I spent two weeks here at Lake Mead National Park in the Lake Mead RV Village. This is one of several camping choices you can make while touring the national park. RV Village at Boulder Beach, with full hookups, is $28 a day. If you want full hook ups with an unobstructed lake view (one row up against the edge of the park but no lake access), it’s $38 a day. If you want a more rustic experience, there is a campground just adjacent with more trees but no hookups at all for $20 a day. There is also camping at Echo Bay, farther down the road.
Something I wasn’t aware of until I came to check in, even if you have reservations and already paid, you still have to pay to get into the park. I ended up buying a national park pass good for the whole US for a whole year for $80. Otherwise, it’s $25 a week for just this park or $45 for 2 weeks.
Lake Mead National Recreation Area is the first national park in the US and gets over 8 million visitors a year. I was here in March/April when the weather is pleasant but not unbearably too hot yet. We were able to take some nice hikes, including 2.4 miles round trip from the rv park to Boulder Beach. The beach area is not a real “beach” per se as you have to walk over an embankment of dirt/weeds and then there’s the water. Probably more suited for water vessels than for people but I’m sure it’s full of swimmers and kids playing during the summer months.
Some of the pull thru spots are very tight and it looks like you could almost reach out and touch your neighbor. But if you can get in the section I’m in it’s fairly spacious. Although I don’t think this section can accommodate larger motorhomes or long trailers. I have an excellent view of the lake and am reluctant to even put up my front curtain. Lake is in front of the orange section.
This park is best explored with a vehicle as there isn’t much you can walk to other than the little store and office. The visitor center is about 2 miles away. The beach is 1.2 miles away. However, you can get picked up here at RV Village for a river raft tour. Black Canyon Raft Tours are $114 for 3 hours, includes box lunch and NPS entry fee. Lake Mead is a recreational area catering to people with boats or jet skis. It’s also popular for hikers. There are a number of popular hiking trails, including the “Historic Railroad Trail” near the entrance.
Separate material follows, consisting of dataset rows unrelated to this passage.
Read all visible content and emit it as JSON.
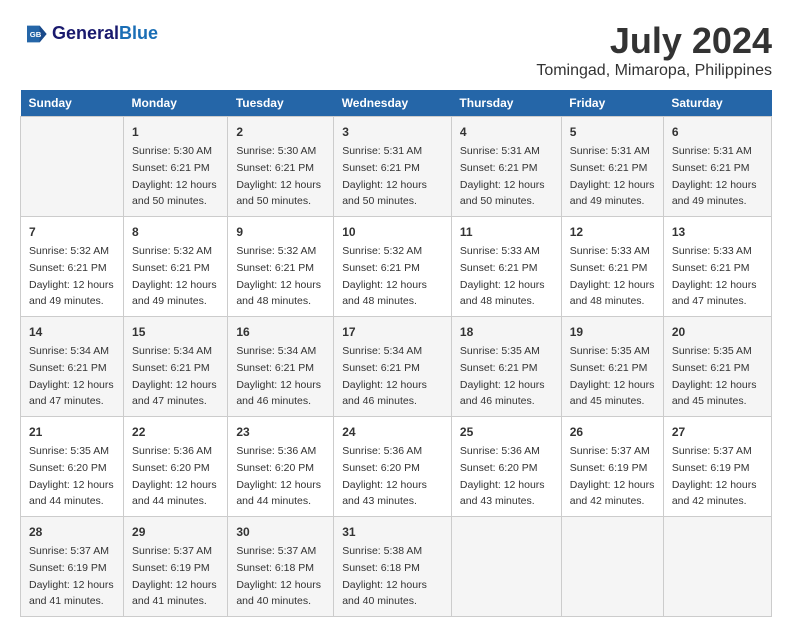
{
  "logo": {
    "line1": "General",
    "line2": "Blue"
  },
  "title": "July 2024",
  "subtitle": "Tomingad, Mimaropa, Philippines",
  "days_header": [
    "Sunday",
    "Monday",
    "Tuesday",
    "Wednesday",
    "Thursday",
    "Friday",
    "Saturday"
  ],
  "weeks": [
    [
      {
        "day": "",
        "sunrise": "",
        "sunset": "",
        "daylight": ""
      },
      {
        "day": "1",
        "sunrise": "Sunrise: 5:30 AM",
        "sunset": "Sunset: 6:21 PM",
        "daylight": "Daylight: 12 hours and 50 minutes."
      },
      {
        "day": "2",
        "sunrise": "Sunrise: 5:30 AM",
        "sunset": "Sunset: 6:21 PM",
        "daylight": "Daylight: 12 hours and 50 minutes."
      },
      {
        "day": "3",
        "sunrise": "Sunrise: 5:31 AM",
        "sunset": "Sunset: 6:21 PM",
        "daylight": "Daylight: 12 hours and 50 minutes."
      },
      {
        "day": "4",
        "sunrise": "Sunrise: 5:31 AM",
        "sunset": "Sunset: 6:21 PM",
        "daylight": "Daylight: 12 hours and 50 minutes."
      },
      {
        "day": "5",
        "sunrise": "Sunrise: 5:31 AM",
        "sunset": "Sunset: 6:21 PM",
        "daylight": "Daylight: 12 hours and 49 minutes."
      },
      {
        "day": "6",
        "sunrise": "Sunrise: 5:31 AM",
        "sunset": "Sunset: 6:21 PM",
        "daylight": "Daylight: 12 hours and 49 minutes."
      }
    ],
    [
      {
        "day": "7",
        "sunrise": "Sunrise: 5:32 AM",
        "sunset": "Sunset: 6:21 PM",
        "daylight": "Daylight: 12 hours and 49 minutes."
      },
      {
        "day": "8",
        "sunrise": "Sunrise: 5:32 AM",
        "sunset": "Sunset: 6:21 PM",
        "daylight": "Daylight: 12 hours and 49 minutes."
      },
      {
        "day": "9",
        "sunrise": "Sunrise: 5:32 AM",
        "sunset": "Sunset: 6:21 PM",
        "daylight": "Daylight: 12 hours and 48 minutes."
      },
      {
        "day": "10",
        "sunrise": "Sunrise: 5:32 AM",
        "sunset": "Sunset: 6:21 PM",
        "daylight": "Daylight: 12 hours and 48 minutes."
      },
      {
        "day": "11",
        "sunrise": "Sunrise: 5:33 AM",
        "sunset": "Sunset: 6:21 PM",
        "daylight": "Daylight: 12 hours and 48 minutes."
      },
      {
        "day": "12",
        "sunrise": "Sunrise: 5:33 AM",
        "sunset": "Sunset: 6:21 PM",
        "daylight": "Daylight: 12 hours and 48 minutes."
      },
      {
        "day": "13",
        "sunrise": "Sunrise: 5:33 AM",
        "sunset": "Sunset: 6:21 PM",
        "daylight": "Daylight: 12 hours and 47 minutes."
      }
    ],
    [
      {
        "day": "14",
        "sunrise": "Sunrise: 5:34 AM",
        "sunset": "Sunset: 6:21 PM",
        "daylight": "Daylight: 12 hours and 47 minutes."
      },
      {
        "day": "15",
        "sunrise": "Sunrise: 5:34 AM",
        "sunset": "Sunset: 6:21 PM",
        "daylight": "Daylight: 12 hours and 47 minutes."
      },
      {
        "day": "16",
        "sunrise": "Sunrise: 5:34 AM",
        "sunset": "Sunset: 6:21 PM",
        "daylight": "Daylight: 12 hours and 46 minutes."
      },
      {
        "day": "17",
        "sunrise": "Sunrise: 5:34 AM",
        "sunset": "Sunset: 6:21 PM",
        "daylight": "Daylight: 12 hours and 46 minutes."
      },
      {
        "day": "18",
        "sunrise": "Sunrise: 5:35 AM",
        "sunset": "Sunset: 6:21 PM",
        "daylight": "Daylight: 12 hours and 46 minutes."
      },
      {
        "day": "19",
        "sunrise": "Sunrise: 5:35 AM",
        "sunset": "Sunset: 6:21 PM",
        "daylight": "Daylight: 12 hours and 45 minutes."
      },
      {
        "day": "20",
        "sunrise": "Sunrise: 5:35 AM",
        "sunset": "Sunset: 6:21 PM",
        "daylight": "Daylight: 12 hours and 45 minutes."
      }
    ],
    [
      {
        "day": "21",
        "sunrise": "Sunrise: 5:35 AM",
        "sunset": "Sunset: 6:20 PM",
        "daylight": "Daylight: 12 hours and 44 minutes."
      },
      {
        "day": "22",
        "sunrise": "Sunrise: 5:36 AM",
        "sunset": "Sunset: 6:20 PM",
        "daylight": "Daylight: 12 hours and 44 minutes."
      },
      {
        "day": "23",
        "sunrise": "Sunrise: 5:36 AM",
        "sunset": "Sunset: 6:20 PM",
        "daylight": "Daylight: 12 hours and 44 minutes."
      },
      {
        "day": "24",
        "sunrise": "Sunrise: 5:36 AM",
        "sunset": "Sunset: 6:20 PM",
        "daylight": "Daylight: 12 hours and 43 minutes."
      },
      {
        "day": "25",
        "sunrise": "Sunrise: 5:36 AM",
        "sunset": "Sunset: 6:20 PM",
        "daylight": "Daylight: 12 hours and 43 minutes."
      },
      {
        "day": "26",
        "sunrise": "Sunrise: 5:37 AM",
        "sunset": "Sunset: 6:19 PM",
        "daylight": "Daylight: 12 hours and 42 minutes."
      },
      {
        "day": "27",
        "sunrise": "Sunrise: 5:37 AM",
        "sunset": "Sunset: 6:19 PM",
        "daylight": "Daylight: 12 hours and 42 minutes."
      }
    ],
    [
      {
        "day": "28",
        "sunrise": "Sunrise: 5:37 AM",
        "sunset": "Sunset: 6:19 PM",
        "daylight": "Daylight: 12 hours and 41 minutes."
      },
      {
        "day": "29",
        "sunrise": "Sunrise: 5:37 AM",
        "sunset": "Sunset: 6:19 PM",
        "daylight": "Daylight: 12 hours and 41 minutes."
      },
      {
        "day": "30",
        "sunrise": "Sunrise: 5:37 AM",
        "sunset": "Sunset: 6:18 PM",
        "daylight": "Daylight: 12 hours and 40 minutes."
      },
      {
        "day": "31",
        "sunrise": "Sunrise: 5:38 AM",
        "sunset": "Sunset: 6:18 PM",
        "daylight": "Daylight: 12 hours and 40 minutes."
      },
      {
        "day": "",
        "sunrise": "",
        "sunset": "",
        "daylight": ""
      },
      {
        "day": "",
        "sunrise": "",
        "sunset": "",
        "daylight": ""
      },
      {
        "day": "",
        "sunrise": "",
        "sunset": "",
        "daylight": ""
      }
    ]
  ]
}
If you don’t want to go anywhere, there are plenty of walking opportunities here. I enjoyed taking the dogs next door to the campground and walking amongst the trees. This is the campground map, with the lake being at the end of the red section. The RV Village is to the right of this map.
Lake Mead is very peaceful most of the time but you may have to deal with two “noise” issues. No freeway or highway traffic, fairly polite guests, no barking dogs. But there is a hoard of great-tailed grackles that live here and they are very noisy birds. Sometimes I feel like I’m at the zoo, not a recreation area, but they are fun to watch and listen to. Every morning, just after 7:00 a.m., the sightseeing helicopters start up over the lake and I get to listen to that for awhile but it’s not too bad. The Las Vegas airport has a flight path that goes directly overhead as well.
There is no off leash dog area and I never saw anything specific about dogs on leashes. However, this is a national park and all wildlife is protected so walk your dogs with discretion. We have seen quail, rabbits, grackles, and numerous other animals as we walk around. We’ve heard coyotes during the night. No snakes but be careful if you’re walking off the paths. The RV Village, Boulder Beach picnic area, and campground are peppered with dog waste bag stations. No excuses!
There is a laundry room that is open 24/7 and take quarters. I used it 3x and everything worked fine. The bathrooms/showers are in the same building and require a key card, given at registration, to enter. The store is small but has the essentials. I was able to find a coaxial cable fitting I needed, indulged in some ice cream, ice tea, orange juice, and a new shirt. Didn’t find bbq sauce or Starbucks coffee drinks, but I can live with that.
Don’t miss the visitor center when you are here. It’s actually before the pay entrance kiosk so if you’re just driving by and don’t have a National Park Pass, you can still enjoy the visitor center. There’s a short movie that shows throughout the day and many souvenirs, art, books, and clothes. I purchased a nice sweatshirt and a postcard for my collection.